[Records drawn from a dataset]
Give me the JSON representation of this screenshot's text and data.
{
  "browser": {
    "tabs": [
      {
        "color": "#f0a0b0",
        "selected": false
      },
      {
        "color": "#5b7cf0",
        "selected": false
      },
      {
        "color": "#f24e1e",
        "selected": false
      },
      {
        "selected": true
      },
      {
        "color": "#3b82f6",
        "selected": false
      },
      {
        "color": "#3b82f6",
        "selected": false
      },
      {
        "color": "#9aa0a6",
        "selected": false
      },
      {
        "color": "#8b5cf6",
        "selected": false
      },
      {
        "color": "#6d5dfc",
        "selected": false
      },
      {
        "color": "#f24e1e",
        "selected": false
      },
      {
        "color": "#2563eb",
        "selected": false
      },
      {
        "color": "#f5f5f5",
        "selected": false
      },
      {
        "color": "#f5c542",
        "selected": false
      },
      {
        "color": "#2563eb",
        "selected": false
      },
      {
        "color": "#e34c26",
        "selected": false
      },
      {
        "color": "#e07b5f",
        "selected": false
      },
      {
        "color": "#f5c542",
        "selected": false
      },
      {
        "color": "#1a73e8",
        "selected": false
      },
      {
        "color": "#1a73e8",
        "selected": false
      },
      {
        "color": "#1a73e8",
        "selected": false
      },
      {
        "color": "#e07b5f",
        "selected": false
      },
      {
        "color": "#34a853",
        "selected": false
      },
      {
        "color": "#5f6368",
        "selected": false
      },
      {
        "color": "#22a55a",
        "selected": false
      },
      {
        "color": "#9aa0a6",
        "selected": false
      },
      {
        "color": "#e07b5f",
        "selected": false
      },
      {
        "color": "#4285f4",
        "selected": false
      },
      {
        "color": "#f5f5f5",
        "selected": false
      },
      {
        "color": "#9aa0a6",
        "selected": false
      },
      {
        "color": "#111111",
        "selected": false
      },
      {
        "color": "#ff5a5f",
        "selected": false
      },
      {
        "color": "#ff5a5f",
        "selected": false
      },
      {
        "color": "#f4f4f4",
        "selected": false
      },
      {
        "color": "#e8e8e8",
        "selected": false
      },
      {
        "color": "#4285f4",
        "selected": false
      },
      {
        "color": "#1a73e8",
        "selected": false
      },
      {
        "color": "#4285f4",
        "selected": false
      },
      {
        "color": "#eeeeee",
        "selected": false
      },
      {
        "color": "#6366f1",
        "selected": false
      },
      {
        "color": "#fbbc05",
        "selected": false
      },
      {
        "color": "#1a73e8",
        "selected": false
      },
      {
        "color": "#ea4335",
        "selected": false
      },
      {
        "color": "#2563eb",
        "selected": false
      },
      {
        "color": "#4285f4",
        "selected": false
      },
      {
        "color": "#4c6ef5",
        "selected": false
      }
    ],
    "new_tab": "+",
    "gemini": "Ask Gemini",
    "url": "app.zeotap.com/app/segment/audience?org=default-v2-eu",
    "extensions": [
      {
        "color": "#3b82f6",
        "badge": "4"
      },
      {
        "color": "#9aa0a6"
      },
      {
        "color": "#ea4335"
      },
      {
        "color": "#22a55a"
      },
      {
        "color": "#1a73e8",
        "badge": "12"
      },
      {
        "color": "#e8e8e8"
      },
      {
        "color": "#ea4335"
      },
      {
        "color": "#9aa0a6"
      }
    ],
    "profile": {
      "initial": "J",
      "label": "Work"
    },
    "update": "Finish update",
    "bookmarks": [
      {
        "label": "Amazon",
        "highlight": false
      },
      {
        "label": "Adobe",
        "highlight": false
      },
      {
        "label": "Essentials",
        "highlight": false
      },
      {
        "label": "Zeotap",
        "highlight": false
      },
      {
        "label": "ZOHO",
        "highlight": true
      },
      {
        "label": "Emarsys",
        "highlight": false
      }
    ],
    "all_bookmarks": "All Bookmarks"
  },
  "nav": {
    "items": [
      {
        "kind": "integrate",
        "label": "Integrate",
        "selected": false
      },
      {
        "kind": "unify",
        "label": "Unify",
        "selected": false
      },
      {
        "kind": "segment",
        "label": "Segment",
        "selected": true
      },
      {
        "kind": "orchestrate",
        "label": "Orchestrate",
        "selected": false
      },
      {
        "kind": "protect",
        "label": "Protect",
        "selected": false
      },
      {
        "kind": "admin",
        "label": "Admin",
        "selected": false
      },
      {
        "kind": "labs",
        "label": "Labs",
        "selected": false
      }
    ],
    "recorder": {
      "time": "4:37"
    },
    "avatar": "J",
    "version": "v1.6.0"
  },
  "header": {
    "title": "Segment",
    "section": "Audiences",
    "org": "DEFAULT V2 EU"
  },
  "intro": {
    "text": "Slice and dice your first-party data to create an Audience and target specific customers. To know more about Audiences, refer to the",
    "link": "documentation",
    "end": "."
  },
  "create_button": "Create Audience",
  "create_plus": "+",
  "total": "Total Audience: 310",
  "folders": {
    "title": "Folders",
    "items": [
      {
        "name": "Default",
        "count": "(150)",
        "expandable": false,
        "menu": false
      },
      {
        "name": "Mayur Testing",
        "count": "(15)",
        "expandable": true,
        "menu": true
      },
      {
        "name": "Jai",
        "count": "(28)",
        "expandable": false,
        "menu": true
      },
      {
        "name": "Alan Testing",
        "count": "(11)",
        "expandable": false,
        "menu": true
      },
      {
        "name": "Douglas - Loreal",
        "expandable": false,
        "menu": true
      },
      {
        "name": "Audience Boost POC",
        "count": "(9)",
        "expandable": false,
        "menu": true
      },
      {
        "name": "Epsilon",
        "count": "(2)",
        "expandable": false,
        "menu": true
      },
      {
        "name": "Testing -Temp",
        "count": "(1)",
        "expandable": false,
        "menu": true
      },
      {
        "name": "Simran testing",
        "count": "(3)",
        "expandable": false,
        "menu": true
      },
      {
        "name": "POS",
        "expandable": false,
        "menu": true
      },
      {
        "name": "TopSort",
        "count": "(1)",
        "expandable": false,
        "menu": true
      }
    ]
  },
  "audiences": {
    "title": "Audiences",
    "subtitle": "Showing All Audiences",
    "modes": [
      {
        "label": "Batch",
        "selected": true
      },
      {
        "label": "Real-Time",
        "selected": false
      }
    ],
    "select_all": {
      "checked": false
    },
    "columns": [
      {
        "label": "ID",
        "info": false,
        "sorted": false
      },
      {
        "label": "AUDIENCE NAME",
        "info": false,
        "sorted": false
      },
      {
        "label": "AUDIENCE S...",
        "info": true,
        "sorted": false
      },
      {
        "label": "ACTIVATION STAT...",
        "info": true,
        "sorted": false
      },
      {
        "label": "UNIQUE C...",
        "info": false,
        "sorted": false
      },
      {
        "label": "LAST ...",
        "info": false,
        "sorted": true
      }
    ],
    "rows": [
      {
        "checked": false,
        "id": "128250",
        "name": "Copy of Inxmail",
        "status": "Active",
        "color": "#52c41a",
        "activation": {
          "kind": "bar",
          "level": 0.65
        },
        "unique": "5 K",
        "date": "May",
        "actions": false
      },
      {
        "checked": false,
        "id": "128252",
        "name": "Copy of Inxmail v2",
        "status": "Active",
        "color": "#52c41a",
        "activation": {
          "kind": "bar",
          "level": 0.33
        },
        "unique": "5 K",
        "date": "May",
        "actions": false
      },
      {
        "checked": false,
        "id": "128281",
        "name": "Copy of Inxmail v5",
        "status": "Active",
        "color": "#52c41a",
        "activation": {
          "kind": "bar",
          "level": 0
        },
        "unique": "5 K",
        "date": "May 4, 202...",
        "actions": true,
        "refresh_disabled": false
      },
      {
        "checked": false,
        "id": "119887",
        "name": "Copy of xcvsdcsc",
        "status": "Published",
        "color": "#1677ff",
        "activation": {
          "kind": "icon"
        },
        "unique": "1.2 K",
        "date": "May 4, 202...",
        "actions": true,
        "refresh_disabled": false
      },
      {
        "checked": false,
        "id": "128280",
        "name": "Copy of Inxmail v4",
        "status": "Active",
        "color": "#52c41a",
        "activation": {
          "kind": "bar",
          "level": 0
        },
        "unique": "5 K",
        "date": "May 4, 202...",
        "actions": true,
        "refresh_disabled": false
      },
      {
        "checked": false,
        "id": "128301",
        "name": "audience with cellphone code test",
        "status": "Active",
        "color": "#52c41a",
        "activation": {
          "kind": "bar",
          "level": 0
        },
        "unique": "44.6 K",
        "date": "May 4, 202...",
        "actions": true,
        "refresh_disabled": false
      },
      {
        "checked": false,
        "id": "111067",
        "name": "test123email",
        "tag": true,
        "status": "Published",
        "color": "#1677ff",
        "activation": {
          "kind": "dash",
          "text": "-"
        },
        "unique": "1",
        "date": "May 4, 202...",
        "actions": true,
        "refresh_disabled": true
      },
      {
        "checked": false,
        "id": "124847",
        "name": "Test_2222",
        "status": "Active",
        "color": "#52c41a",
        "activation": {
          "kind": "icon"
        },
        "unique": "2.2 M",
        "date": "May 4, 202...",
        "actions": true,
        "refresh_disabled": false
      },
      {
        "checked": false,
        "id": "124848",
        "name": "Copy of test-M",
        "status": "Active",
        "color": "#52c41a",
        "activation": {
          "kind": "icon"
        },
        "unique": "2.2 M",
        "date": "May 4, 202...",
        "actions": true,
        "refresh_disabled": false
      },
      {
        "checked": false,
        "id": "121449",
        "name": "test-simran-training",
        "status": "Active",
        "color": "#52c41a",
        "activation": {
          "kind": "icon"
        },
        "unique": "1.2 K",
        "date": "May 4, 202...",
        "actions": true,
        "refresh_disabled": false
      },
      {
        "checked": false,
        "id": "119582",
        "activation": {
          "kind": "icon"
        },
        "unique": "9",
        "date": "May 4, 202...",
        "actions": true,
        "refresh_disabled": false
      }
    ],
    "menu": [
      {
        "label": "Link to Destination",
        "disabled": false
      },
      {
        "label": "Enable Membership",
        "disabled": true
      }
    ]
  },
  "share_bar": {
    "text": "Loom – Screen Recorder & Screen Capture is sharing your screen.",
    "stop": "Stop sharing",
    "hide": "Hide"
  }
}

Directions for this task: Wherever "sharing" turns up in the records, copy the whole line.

Solution for this exercise:
    "text": "Loom – Screen Recorder & Screen Capture is sharing your screen.",
    "stop": "Stop sharing",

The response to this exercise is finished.